It certainly presented a suitable opportunity to begin inserting digital architectures into the newly formed Bayer.

The new structures enabled each division to share ideas and networks – “digital colleagues across the functions were better able to collaborate, for example” – so that success could be shared.

Within the new Bayer structure, the digital team focuses on what they call “digital enablers”, the elements that are needed for every team and brand to maximize the potential from digitalization.

In fact, Federer and the Board have a set of “four P’s” that they work on to satisfy themselves and the company that the transformation is hitting its targets.

“People; processes; platforms; and partnerships…”

All factors are assessed and evaluated to make sure the business benefits from each one performing to a certain standard.

Within the life sciences industry, processes are tremendously complicated, requiring huge levels of investment and development to turn a molecule into a product.

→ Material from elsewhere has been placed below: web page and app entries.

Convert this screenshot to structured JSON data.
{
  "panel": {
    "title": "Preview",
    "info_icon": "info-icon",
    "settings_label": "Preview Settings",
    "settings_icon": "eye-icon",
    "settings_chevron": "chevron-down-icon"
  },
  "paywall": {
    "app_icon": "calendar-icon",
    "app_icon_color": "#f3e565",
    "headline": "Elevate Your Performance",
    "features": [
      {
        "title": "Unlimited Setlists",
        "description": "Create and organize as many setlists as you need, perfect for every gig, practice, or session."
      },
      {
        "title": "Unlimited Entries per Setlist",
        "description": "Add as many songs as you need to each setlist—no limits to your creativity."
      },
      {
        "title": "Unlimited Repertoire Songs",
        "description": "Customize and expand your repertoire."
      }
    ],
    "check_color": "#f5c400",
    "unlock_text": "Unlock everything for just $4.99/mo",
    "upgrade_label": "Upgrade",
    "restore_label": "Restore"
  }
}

Digitizing that journey can have profound implications for the company’s future.

Similarly, platforms can be diverse in their nature and inefficient and digital transformations “can simplify them greatly.”

Finally, a truly digital company also recognizes that it cannot perform or sustain its operations in today’s climate without help, or partnerships.

“We’re world class at what we do but we now need to partner with digital leaders that can cement our position for the future, so we need to ask ourselves how we manage those relationships and integrate them further into our business.”

Partnerships, platforms, processes, and, above all, people, have been the focus for Federer and the first year of her digital workforce transformation.

It has helped her create short term wins for the multinational that sees her “excited for the year ahead”, but she is still aware that the CDO role is also about driving long term trends and investment “that need to be balanced in order to fulfil the remit of this role completely.”